▶ _AVAILABLE DATA_
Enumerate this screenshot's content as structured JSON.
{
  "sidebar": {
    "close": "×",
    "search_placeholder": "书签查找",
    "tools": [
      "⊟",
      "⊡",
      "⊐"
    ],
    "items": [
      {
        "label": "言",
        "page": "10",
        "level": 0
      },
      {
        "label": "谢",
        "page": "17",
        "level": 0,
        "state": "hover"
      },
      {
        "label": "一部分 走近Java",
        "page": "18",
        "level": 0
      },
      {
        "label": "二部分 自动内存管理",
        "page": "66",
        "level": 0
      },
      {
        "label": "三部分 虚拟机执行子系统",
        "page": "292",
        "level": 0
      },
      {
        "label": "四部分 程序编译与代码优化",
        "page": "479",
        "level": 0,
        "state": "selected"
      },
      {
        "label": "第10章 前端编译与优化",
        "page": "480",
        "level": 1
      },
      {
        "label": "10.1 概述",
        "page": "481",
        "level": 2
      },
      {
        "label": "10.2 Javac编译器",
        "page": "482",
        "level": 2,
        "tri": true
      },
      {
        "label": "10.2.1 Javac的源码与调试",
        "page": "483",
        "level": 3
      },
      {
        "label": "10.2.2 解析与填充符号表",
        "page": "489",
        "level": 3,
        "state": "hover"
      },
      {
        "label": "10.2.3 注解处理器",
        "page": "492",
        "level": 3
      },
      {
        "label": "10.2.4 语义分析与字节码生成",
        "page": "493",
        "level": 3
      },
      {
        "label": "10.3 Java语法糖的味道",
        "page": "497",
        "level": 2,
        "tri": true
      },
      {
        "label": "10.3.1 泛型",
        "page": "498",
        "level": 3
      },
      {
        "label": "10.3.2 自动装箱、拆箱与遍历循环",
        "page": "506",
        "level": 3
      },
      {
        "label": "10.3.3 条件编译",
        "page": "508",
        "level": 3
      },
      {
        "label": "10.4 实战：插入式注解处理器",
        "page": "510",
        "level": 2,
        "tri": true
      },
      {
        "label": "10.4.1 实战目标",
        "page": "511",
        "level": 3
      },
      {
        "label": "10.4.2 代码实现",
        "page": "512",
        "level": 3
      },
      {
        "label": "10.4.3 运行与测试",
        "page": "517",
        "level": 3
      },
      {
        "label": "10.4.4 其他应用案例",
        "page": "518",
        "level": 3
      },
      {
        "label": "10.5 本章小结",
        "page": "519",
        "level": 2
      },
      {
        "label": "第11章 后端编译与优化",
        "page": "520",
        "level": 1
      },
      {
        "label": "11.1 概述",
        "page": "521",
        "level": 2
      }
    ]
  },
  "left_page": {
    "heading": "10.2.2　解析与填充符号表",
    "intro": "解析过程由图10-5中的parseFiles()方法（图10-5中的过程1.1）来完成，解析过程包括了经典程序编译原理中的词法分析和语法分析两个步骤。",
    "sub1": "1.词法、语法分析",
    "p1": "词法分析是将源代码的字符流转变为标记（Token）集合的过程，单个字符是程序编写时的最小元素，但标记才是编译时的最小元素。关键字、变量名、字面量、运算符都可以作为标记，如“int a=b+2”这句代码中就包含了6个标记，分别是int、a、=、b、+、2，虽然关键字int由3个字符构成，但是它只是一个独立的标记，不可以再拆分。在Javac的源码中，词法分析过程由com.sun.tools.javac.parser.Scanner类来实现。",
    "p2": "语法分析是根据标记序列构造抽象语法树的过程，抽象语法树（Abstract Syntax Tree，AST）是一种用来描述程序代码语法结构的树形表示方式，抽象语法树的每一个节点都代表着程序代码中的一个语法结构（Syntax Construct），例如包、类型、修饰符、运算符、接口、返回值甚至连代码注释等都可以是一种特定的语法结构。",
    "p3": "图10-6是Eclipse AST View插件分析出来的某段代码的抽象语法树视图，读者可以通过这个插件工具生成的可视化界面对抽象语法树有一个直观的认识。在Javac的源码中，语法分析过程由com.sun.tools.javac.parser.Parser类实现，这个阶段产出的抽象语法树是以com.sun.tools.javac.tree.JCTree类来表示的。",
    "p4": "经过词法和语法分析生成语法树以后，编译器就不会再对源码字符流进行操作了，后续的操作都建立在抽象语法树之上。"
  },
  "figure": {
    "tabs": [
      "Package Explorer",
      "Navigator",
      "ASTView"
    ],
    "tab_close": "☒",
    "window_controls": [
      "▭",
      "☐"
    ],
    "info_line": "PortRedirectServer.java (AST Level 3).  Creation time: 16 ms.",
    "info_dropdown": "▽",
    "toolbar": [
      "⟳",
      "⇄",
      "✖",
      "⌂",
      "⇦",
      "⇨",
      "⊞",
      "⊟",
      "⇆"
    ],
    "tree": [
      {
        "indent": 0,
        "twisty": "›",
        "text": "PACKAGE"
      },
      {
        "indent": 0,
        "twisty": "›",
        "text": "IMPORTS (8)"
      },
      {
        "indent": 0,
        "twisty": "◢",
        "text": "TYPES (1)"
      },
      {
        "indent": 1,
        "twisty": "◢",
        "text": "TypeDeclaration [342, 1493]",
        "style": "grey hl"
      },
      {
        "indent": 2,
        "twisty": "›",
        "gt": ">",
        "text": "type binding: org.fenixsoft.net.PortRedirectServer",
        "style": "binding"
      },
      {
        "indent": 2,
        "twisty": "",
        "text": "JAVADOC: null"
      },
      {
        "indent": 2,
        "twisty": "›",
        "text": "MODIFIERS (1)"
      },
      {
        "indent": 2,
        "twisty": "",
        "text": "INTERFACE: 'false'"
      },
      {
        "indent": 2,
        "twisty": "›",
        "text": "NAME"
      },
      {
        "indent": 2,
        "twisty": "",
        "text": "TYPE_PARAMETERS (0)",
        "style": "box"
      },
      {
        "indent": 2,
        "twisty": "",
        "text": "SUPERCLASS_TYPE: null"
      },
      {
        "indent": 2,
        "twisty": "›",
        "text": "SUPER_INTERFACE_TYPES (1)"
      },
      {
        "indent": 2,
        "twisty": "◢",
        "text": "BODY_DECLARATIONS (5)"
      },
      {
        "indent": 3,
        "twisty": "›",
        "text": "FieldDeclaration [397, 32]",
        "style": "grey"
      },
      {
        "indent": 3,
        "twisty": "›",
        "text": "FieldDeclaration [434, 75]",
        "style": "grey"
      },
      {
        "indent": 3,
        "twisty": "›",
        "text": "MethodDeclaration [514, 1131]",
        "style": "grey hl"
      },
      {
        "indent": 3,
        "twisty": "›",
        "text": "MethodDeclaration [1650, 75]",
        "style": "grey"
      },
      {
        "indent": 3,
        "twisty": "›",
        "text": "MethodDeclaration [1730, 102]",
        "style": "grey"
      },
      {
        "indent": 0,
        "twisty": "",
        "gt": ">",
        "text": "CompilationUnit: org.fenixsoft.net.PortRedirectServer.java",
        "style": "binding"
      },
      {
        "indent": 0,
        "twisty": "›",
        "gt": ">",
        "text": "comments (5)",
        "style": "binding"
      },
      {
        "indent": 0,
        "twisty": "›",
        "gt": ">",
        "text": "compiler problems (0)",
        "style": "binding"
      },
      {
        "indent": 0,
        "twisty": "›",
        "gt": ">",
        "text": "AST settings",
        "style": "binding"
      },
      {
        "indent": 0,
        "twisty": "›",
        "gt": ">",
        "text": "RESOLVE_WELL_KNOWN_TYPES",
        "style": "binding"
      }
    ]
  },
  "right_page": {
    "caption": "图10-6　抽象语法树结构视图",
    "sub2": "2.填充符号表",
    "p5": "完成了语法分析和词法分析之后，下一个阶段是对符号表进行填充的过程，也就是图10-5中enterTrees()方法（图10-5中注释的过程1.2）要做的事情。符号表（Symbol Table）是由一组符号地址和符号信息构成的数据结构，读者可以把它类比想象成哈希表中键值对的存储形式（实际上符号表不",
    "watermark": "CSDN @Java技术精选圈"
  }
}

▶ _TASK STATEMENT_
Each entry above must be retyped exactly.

▶ _REPLY_
Enumerate this screenshot's content as structured JSON.
{
  "sidebar": {
    "close": "×",
    "search_placeholder": "书签查找",
    "tools": [
      "⊟",
      "⊡",
      "⊐"
    ],
    "items": [
      {
        "label": "言",
        "page": "10",
        "level": 0
      },
      {
        "label": "谢",
        "page": "17",
        "level": 0,
        "state": "hover"
      },
      {
        "label": "一部分 走近Java",
        "page": "18",
        "level": 0
      },
      {
        "label": "二部分 自动内存管理",
        "page": "66",
        "level": 0
      },
      {
        "label": "三部分 虚拟机执行子系统",
        "page": "292",
        "level": 0
      },
      {
        "label": "四部分 程序编译与代码优化",
        "page": "479",
        "level": 0,
        "state": "selected"
      },
      {
        "label": "第10章 前端编译与优化",
        "page": "480",
        "level": 1
      },
      {
        "label": "10.1 概述",
        "page": "481",
        "level": 2
      },
      {
        "label": "10.2 Javac编译器",
        "page": "482",
        "level": 2,
        "tri": true
      },
      {
        "label": "10.2.1 Javac的源码与调试",
        "page": "483",
        "level": 3
      },
      {
        "label": "10.2.2 解析与填充符号表",
        "page": "489",
        "level": 3,
        "state": "hover"
      },
      {
        "label": "10.2.3 注解处理器",
        "page": "492",
        "level": 3
      },
      {
        "label": "10.2.4 语义分析与字节码生成",
        "page": "493",
        "level": 3
      },
      {
        "label": "10.3 Java语法糖的味道",
        "page": "497",
        "level": 2,
        "tri": true
      },
      {
        "label": "10.3.1 泛型",
        "page": "498",
        "level": 3
      },
      {
        "label": "10.3.2 自动装箱、拆箱与遍历循环",
        "page": "506",
        "level": 3
      },
      {
        "label": "10.3.3 条件编译",
        "page": "508",
        "level": 3
      },
      {
        "label": "10.4 实战：插入式注解处理器",
        "page": "510",
        "level": 2,
        "tri": true
      },
      {
        "label": "10.4.1 实战目标",
        "page": "511",
        "level": 3
      },
      {
        "label": "10.4.2 代码实现",
        "page": "512",
        "level": 3
      },
      {
        "label": "10.4.3 运行与测试",
        "page": "517",
        "level": 3
      },
      {
        "label": "10.4.4 其他应用案例",
        "page": "518",
        "level": 3
      },
      {
        "label": "10.5 本章小结",
        "page": "519",
        "level": 2
      },
      {
        "label": "第11章 后端编译与优化",
        "page": "520",
        "level": 1
      },
      {
        "label": "11.1 概述",
        "page": "521",
        "level": 2
      }
    ]
  },
  "left_page": {
    "heading": "10.2.2　解析与填充符号表",
    "intro": "解析过程由图10-5中的parseFiles()方法（图10-5中的过程1.1）来完成，解析过程包括了经典程序编译原理中的词法分析和语法分析两个步骤。",
    "sub1": "1.词法、语法分析",
    "p1": "词法分析是将源代码的字符流转变为标记（Token）集合的过程，单个字符是程序编写时的最小元素，但标记才是编译时的最小元素。关键字、变量名、字面量、运算符都可以作为标记，如“int a=b+2”这句代码中就包含了6个标记，分别是int、a、=、b、+、2，虽然关键字int由3个字符构成，但是它只是一个独立的标记，不可以再拆分。在Javac的源码中，词法分析过程由com.sun.tools.javac.parser.Scanner类来实现。",
    "p2": "语法分析是根据标记序列构造抽象语法树的过程，抽象语法树（Abstract Syntax Tree，AST）是一种用来描述程序代码语法结构的树形表示方式，抽象语法树的每一个节点都代表着程序代码中的一个语法结构（Syntax Construct），例如包、类型、修饰符、运算符、接口、返回值甚至连代码注释等都可以是一种特定的语法结构。",
    "p3": "图10-6是Eclipse AST View插件分析出来的某段代码的抽象语法树视图，读者可以通过这个插件工具生成的可视化界面对抽象语法树有一个直观的认识。在Javac的源码中，语法分析过程由com.sun.tools.javac.parser.Parser类实现，这个阶段产出的抽象语法树是以com.sun.tools.javac.tree.JCTree类来表示的。",
    "p4": "经过词法和语法分析生成语法树以后，编译器就不会再对源码字符流进行操作了，后续的操作都建立在抽象语法树之上。"
  },
  "figure": {
    "tabs": [
      "Package Explorer",
      "Navigator",
      "ASTView"
    ],
    "tab_close": "☒",
    "window_controls": [
      "▭",
      "☐"
    ],
    "info_line": "PortRedirectServer.java (AST Level 3).  Creation time: 16 ms.",
    "info_dropdown": "▽",
    "toolbar": [
      "⟳",
      "⇄",
      "✖",
      "⌂",
      "⇦",
      "⇨",
      "⊞",
      "⊟",
      "⇆"
    ],
    "tree": [
      {
        "indent": 0,
        "twisty": "›",
        "text": "PACKAGE"
      },
      {
        "indent": 0,
        "twisty": "›",
        "text": "IMPORTS (8)"
      },
      {
        "indent": 0,
        "twisty": "◢",
        "text": "TYPES (1)"
      },
      {
        "indent": 1,
        "twisty": "◢",
        "text": "TypeDeclaration [342, 1493]",
        "style": "grey hl"
      },
      {
        "indent": 2,
        "twisty": "›",
        "gt": ">",
        "text": "type binding: org.fenixsoft.net.PortRedirectServer",
        "style": "binding"
      },
      {
        "indent": 2,
        "twisty": "",
        "text": "JAVADOC: null"
      },
      {
        "indent": 2,
        "twisty": "›",
        "text": "MODIFIERS (1)"
      },
      {
        "indent": 2,
        "twisty": "",
        "text": "INTERFACE: 'false'"
      },
      {
        "indent": 2,
        "twisty": "›",
        "text": "NAME"
      },
      {
        "indent": 2,
        "twisty": "",
        "text": "TYPE_PARAMETERS (0)",
        "style": "box"
      },
      {
        "indent": 2,
        "twisty": "",
        "text": "SUPERCLASS_TYPE: null"
      },
      {
        "indent": 2,
        "twisty": "›",
        "text": "SUPER_INTERFACE_TYPES (1)"
      },
      {
        "indent": 2,
        "twisty": "◢",
        "text": "BODY_DECLARATIONS (5)"
      },
      {
        "indent": 3,
        "twisty": "›",
        "text": "FieldDeclaration [397, 32]",
        "style": "grey"
      },
      {
        "indent": 3,
        "twisty": "›",
        "text": "FieldDeclaration [434, 75]",
        "style": "grey"
      },
      {
        "indent": 3,
        "twisty": "›",
        "text": "MethodDeclaration [514, 1131]",
        "style": "grey hl"
      },
      {
        "indent": 3,
        "twisty": "›",
        "text": "MethodDeclaration [1650, 75]",
        "style": "grey"
      },
      {
        "indent": 3,
        "twisty": "›",
        "text": "MethodDeclaration [1730, 102]",
        "style": "grey"
      },
      {
        "indent": 0,
        "twisty": "",
        "gt": ">",
        "text": "CompilationUnit: org.fenixsoft.net.PortRedirectServer.java",
        "style": "binding"
      },
      {
        "indent": 0,
        "twisty": "›",
        "gt": ">",
        "text": "comments (5)",
        "style": "binding"
      },
      {
        "indent": 0,
        "twisty": "›",
        "gt": ">",
        "text": "compiler problems (0)",
        "style": "binding"
      },
      {
        "indent": 0,
        "twisty": "›",
        "gt": ">",
        "text": "AST settings",
        "style": "binding"
      },
      {
        "indent": 0,
        "twisty": "›",
        "gt": ">",
        "text": "RESOLVE_WELL_KNOWN_TYPES",
        "style": "binding"
      }
    ]
  },
  "right_page": {
    "caption": "图10-6　抽象语法树结构视图",
    "sub2": "2.填充符号表",
    "p5": "完成了语法分析和词法分析之后，下一个阶段是对符号表进行填充的过程，也就是图10-5中enterTrees()方法（图10-5中注释的过程1.2）要做的事情。符号表（Symbol Table）是由一组符号地址和符号信息构成的数据结构，读者可以把它类比想象成哈希表中键值对的存储形式（实际上符号表不",
    "watermark": "CSDN @Java技术精选圈"
  }
}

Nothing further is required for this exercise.